They all sit and discuss what they're working on.
The big man with his big voice and bigger smile was right there outside Melbourne Central, selling The Big Issue. He is standing before a poster of a model in a pair of slimming jeans. The model looks expectant, hoping someone would rip the jeans off. "Too skinny, not that pretty and has no tits," agreed two boys with so many pimples you couldn't make out the rest of their face.
The young couple passes them. The Japanese girl huddled into herself, shielding her chest from the biting wind. Her super legs erupted into pointed goose-bumps as her tiny denim shorts rode up her butt curve. She led her cute boyfriend who couldn't see clearly. His super-shiny, super-straight hair in that shaggy cut kept getting into his eyes. They run and cross the road, laughing, oblivious to the tram driver who looks furious. Love gives a fuck.

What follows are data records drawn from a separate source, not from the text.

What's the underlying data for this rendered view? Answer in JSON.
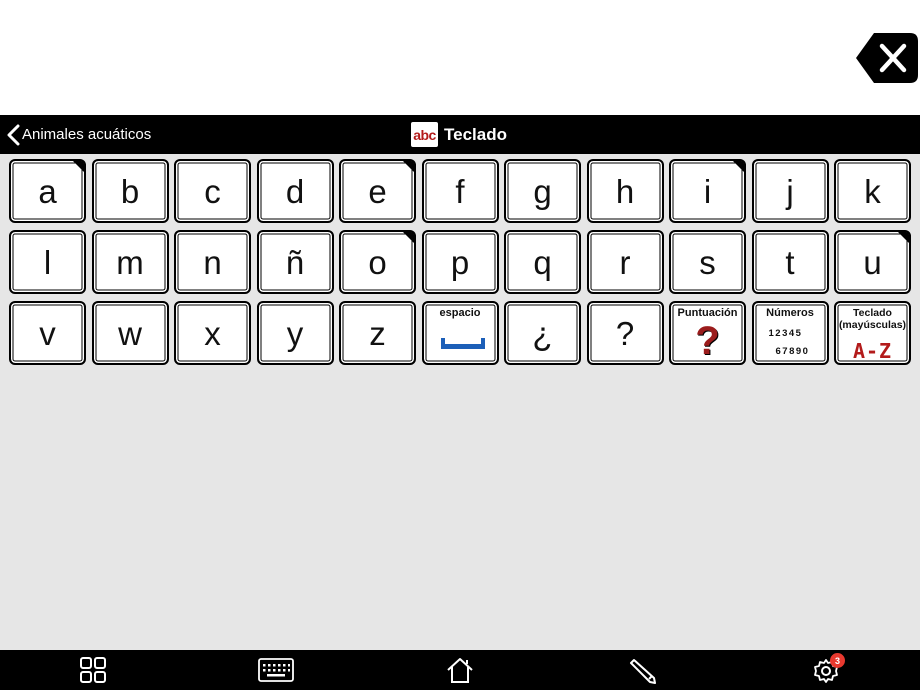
{
  "nav": {
    "back_label": "Animales acuáticos",
    "icon_text": "abc",
    "title": "Teclado"
  },
  "keys": {
    "row1": [
      "a",
      "b",
      "c",
      "d",
      "e",
      "f",
      "g",
      "h",
      "i",
      "j",
      "k"
    ],
    "row2": [
      "l",
      "m",
      "n",
      "ñ",
      "o",
      "p",
      "q",
      "r",
      "s",
      "t",
      "u"
    ],
    "row3": [
      "v",
      "w",
      "x",
      "y",
      "z"
    ]
  },
  "special": {
    "space_label": "espacio",
    "inverted_q": "¿",
    "question": "?",
    "punctuation_label": "Puntuación",
    "punctuation_symbol": "?",
    "numbers_label": "Números",
    "numbers_row1": "12345",
    "numbers_row2": "67890",
    "uppercase_label": "Teclado (mayúsculas)",
    "uppercase_symbol": "A-Z"
  },
  "toolbar": {
    "settings_badge": "3"
  },
  "colors": {
    "accent_red": "#b31b1b",
    "space_blue": "#1c5fb8",
    "badge_red": "#e8392f"
  }
}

The Chinese woman nearly knocked over the magazine stand. It's a slope there and her little trolley was so heavy. Full of groceries for her daughter-in-law who allows her to live with them. She has the garage and she loves it. It's much better than the old age home.

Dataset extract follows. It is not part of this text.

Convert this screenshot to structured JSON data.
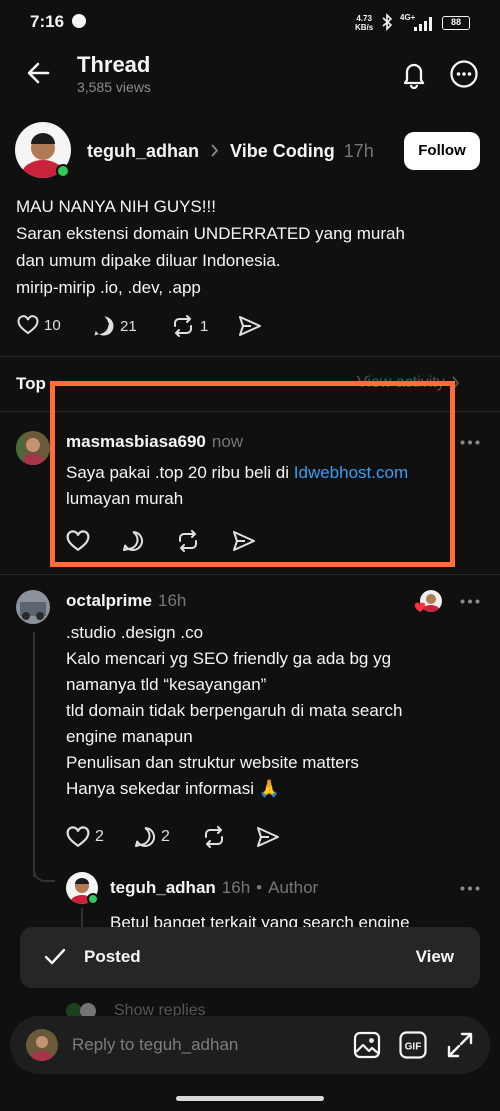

The Indian girl walks by, sashaying in her dark green knee-high boots. She takes the perfect steps, toe before the heel and her butt moves seductively. There's so much make-up, it's almost like camouflage. Some Indian boys distributing pamphlets stop her, extending their hands to hand her one. She refuses and the vigorous shake of her head spoils her choreography. Her heel gets stuck in a pavement crack, she stumbles. "I am from Maldives, not interested," she says as they ask her if she needs help.

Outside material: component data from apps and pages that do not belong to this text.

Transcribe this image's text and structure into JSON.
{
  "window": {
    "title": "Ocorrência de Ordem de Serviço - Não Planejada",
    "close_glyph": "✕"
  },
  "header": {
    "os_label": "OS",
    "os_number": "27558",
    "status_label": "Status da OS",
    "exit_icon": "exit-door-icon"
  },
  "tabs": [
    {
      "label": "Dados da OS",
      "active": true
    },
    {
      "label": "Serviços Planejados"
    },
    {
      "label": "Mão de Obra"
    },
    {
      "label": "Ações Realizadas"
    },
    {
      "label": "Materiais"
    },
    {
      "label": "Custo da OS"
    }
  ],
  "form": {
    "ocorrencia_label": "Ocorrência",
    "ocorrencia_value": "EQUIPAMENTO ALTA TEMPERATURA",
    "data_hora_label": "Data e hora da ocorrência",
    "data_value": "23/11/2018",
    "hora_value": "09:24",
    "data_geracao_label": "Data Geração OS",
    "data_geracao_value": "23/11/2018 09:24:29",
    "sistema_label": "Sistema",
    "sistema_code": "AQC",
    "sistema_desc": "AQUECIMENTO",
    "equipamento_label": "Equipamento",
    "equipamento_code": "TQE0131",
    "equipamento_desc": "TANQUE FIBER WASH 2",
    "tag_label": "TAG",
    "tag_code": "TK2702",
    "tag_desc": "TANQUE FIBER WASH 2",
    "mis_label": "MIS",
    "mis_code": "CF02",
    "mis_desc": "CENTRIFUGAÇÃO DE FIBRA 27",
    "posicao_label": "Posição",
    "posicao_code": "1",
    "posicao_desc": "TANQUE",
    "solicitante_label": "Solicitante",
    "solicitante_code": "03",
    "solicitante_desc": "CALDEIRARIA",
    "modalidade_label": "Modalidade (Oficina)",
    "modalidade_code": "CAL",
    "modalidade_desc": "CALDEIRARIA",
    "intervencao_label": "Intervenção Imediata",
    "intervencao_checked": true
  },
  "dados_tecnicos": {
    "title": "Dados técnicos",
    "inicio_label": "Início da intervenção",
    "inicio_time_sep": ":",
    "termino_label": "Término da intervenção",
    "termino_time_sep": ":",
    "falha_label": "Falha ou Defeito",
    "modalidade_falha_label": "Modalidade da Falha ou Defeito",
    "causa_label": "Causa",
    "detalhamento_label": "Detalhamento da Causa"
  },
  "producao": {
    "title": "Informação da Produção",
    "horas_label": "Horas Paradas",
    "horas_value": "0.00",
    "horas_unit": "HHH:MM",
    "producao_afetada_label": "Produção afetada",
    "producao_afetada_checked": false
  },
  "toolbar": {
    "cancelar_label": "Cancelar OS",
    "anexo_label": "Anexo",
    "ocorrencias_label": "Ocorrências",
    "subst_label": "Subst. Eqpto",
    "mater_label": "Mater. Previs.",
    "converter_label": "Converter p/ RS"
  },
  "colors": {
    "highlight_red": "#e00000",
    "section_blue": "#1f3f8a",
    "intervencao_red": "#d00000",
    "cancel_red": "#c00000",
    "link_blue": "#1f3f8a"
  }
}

The Pakistani girl, all beautiful skin and lovely eyes and lovelier hair rages about the inequity of the legal system. Of how she needs to go back. On how she needs to change things. Her partner, chain smoking the fifth cigarette, advises her not to get killed. She declares she is not stupid.
The other Indian girl watches, realising that if she breathes she won't be able to pull her tummy in. Cursing that the wind will make her hair look all dry. Wondering if any story, particularly her story, matters to anyone. Then she spots a sign that smiles, "Hot hash browns", it says. She thanks god that food loves her and tries a chocolate she's never eaten before.
They all sit and discuss what they're working on. She says she wants to write about women's issues and equality. Another rolls her eyes and says, "We have voting rights and can wear what we want to. Feminism is so boring."